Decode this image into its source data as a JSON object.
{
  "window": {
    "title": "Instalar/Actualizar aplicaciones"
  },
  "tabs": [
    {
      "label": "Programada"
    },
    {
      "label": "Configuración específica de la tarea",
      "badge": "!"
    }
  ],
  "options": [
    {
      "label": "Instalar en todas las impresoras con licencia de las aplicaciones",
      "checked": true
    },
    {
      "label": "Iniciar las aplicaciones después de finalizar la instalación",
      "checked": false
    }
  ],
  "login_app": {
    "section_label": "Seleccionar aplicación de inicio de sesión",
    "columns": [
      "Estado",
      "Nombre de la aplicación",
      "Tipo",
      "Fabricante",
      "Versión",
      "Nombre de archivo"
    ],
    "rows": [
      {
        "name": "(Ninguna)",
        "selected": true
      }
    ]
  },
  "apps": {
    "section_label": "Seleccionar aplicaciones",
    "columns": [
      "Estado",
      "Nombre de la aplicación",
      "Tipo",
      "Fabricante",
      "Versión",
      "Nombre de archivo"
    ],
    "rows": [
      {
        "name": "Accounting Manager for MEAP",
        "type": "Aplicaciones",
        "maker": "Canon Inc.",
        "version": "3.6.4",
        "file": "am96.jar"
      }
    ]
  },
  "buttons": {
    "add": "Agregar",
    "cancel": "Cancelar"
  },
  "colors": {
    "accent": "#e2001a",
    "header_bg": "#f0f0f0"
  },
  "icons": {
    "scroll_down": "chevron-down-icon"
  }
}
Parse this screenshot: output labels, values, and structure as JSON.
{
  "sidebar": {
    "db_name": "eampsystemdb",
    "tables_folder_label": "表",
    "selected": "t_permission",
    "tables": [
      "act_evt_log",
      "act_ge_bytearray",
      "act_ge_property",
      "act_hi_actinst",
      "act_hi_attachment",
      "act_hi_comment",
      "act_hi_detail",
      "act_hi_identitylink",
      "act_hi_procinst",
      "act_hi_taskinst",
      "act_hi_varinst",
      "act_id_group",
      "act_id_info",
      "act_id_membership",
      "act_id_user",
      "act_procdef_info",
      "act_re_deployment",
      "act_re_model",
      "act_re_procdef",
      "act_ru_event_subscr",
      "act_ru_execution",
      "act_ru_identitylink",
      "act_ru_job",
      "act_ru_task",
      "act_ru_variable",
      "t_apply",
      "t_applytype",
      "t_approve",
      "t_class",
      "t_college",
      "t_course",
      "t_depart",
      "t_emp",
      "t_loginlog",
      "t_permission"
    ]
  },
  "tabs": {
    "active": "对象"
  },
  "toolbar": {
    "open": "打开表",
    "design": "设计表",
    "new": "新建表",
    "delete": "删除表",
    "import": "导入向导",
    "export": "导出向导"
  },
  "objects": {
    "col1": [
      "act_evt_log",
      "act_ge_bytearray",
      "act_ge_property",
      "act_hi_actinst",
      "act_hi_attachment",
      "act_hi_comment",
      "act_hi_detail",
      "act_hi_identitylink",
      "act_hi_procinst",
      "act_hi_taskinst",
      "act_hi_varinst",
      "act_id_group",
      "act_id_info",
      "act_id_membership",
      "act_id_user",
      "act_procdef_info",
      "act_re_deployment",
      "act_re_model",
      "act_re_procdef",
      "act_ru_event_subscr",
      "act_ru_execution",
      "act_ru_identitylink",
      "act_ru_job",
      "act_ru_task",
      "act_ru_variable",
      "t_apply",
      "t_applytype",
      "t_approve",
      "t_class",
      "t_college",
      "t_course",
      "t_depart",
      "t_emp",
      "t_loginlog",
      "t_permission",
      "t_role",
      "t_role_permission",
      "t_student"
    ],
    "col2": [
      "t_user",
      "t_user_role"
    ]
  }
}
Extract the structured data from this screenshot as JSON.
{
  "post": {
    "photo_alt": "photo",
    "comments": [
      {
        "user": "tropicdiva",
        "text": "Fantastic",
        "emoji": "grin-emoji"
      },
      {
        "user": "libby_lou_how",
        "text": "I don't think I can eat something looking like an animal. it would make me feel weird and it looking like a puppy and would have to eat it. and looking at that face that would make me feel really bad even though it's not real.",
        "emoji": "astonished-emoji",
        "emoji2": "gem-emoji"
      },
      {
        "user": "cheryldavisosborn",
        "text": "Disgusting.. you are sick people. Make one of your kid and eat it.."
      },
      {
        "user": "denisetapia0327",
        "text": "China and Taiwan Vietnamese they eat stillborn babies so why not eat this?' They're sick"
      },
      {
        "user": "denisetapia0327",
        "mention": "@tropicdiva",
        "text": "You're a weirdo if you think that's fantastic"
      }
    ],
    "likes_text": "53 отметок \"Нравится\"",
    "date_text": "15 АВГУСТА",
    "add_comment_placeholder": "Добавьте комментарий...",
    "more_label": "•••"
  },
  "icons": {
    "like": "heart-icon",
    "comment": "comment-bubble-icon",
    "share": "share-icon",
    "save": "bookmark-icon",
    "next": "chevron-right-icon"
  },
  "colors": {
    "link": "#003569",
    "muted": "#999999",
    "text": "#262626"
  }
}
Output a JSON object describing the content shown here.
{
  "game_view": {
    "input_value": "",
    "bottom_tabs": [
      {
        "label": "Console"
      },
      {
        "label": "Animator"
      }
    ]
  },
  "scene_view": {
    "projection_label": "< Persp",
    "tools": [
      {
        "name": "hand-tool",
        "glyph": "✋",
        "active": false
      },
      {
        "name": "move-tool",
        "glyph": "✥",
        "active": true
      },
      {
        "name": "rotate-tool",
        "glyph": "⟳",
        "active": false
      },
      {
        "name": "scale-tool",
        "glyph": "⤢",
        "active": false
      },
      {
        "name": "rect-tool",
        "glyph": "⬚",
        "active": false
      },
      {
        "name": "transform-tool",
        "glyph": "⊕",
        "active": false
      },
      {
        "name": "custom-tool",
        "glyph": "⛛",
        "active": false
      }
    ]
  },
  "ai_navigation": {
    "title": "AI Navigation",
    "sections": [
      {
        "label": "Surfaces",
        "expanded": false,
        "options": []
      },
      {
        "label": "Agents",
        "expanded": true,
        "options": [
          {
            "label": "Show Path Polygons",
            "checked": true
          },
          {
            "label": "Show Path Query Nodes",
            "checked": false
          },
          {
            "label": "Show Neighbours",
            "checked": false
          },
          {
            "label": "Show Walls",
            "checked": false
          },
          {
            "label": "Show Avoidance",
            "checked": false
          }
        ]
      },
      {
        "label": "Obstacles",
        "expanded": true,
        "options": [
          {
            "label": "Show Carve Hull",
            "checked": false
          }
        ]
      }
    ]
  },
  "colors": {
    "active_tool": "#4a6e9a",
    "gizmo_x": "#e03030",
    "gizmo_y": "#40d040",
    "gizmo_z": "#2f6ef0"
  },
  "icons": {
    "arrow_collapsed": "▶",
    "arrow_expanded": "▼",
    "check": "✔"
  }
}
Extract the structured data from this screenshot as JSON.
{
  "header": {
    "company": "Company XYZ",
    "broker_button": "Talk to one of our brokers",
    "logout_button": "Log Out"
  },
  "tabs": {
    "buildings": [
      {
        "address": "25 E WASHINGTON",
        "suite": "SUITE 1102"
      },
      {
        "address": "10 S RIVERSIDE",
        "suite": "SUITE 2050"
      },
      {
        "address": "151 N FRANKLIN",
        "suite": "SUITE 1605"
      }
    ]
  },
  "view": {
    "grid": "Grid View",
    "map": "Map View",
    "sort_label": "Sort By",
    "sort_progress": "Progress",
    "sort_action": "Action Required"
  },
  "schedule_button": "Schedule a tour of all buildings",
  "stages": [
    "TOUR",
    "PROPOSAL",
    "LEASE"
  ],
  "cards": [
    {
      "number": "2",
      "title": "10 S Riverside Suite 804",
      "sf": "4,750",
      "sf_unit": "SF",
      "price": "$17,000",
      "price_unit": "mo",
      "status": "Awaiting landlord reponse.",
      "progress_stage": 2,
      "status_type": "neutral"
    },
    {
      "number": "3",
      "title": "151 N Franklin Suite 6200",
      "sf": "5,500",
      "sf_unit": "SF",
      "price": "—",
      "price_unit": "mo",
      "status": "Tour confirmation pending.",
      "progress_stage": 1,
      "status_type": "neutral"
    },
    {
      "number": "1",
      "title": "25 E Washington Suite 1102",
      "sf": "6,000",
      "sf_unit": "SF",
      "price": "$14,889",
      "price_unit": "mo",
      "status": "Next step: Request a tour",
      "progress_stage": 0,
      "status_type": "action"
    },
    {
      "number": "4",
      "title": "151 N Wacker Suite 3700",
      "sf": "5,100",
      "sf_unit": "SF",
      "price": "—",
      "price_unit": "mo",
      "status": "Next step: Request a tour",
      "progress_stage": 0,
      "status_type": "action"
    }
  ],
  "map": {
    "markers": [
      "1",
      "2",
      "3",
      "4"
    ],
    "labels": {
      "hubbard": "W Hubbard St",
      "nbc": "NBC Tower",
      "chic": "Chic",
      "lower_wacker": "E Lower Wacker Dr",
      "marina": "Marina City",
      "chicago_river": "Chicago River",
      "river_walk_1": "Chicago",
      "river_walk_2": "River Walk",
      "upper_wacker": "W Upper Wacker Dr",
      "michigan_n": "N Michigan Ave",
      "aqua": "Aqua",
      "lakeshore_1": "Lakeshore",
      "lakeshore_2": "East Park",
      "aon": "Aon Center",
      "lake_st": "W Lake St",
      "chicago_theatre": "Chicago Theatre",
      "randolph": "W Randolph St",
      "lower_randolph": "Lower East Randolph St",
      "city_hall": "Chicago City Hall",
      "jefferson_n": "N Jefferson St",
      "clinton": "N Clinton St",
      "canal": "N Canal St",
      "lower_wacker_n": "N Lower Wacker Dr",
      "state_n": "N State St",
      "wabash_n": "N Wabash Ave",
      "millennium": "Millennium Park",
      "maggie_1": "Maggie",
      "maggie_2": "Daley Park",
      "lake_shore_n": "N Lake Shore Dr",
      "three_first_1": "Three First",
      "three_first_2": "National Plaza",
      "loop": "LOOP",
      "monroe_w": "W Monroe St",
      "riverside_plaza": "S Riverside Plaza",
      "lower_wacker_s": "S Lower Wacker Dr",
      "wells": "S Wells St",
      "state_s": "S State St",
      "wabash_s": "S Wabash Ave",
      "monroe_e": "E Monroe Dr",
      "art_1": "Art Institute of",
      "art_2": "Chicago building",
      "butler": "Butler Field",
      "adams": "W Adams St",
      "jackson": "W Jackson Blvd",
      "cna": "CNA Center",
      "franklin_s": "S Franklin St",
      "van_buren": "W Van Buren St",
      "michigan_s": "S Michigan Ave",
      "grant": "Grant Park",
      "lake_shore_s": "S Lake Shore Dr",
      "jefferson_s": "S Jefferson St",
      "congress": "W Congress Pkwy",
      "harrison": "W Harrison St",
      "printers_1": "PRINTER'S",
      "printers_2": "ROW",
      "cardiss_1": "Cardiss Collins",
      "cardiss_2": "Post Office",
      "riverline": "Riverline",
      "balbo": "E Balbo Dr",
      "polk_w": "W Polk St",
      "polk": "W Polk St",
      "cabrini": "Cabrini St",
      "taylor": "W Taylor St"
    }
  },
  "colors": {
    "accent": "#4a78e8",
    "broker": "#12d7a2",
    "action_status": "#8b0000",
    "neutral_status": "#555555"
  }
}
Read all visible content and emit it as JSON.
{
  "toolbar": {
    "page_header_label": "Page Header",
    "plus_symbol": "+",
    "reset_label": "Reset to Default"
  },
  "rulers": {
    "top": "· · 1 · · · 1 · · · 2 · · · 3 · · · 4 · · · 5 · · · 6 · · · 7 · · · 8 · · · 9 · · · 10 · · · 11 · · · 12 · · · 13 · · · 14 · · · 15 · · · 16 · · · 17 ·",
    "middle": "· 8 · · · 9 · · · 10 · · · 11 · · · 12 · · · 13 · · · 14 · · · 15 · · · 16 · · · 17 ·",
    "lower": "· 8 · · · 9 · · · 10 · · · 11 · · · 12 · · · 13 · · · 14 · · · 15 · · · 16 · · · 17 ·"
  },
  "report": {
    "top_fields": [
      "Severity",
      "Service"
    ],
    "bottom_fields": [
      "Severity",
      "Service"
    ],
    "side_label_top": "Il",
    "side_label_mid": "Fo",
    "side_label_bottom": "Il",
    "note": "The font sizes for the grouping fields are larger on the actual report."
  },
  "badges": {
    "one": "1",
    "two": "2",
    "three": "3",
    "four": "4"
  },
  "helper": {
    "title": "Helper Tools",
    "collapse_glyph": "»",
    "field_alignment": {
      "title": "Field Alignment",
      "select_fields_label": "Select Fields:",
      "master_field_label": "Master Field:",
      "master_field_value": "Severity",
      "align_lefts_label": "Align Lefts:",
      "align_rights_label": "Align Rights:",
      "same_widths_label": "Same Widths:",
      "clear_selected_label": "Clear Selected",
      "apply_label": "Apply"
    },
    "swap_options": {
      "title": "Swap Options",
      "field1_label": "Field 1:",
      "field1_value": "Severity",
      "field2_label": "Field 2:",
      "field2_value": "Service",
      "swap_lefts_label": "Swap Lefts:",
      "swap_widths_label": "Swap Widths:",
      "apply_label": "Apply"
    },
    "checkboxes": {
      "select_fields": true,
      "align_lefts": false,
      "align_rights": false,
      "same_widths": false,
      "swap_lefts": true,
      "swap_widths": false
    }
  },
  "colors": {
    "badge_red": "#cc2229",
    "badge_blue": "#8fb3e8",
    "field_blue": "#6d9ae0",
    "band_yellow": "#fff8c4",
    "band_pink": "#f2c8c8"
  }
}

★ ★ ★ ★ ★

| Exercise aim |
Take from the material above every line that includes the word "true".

| Response area |
      "checked": true
        "selected": true
        "active": true
        "expanded": true,
            "checked": true
        "expanded": true,
      "select_fields": true,
      "swap_lefts": true,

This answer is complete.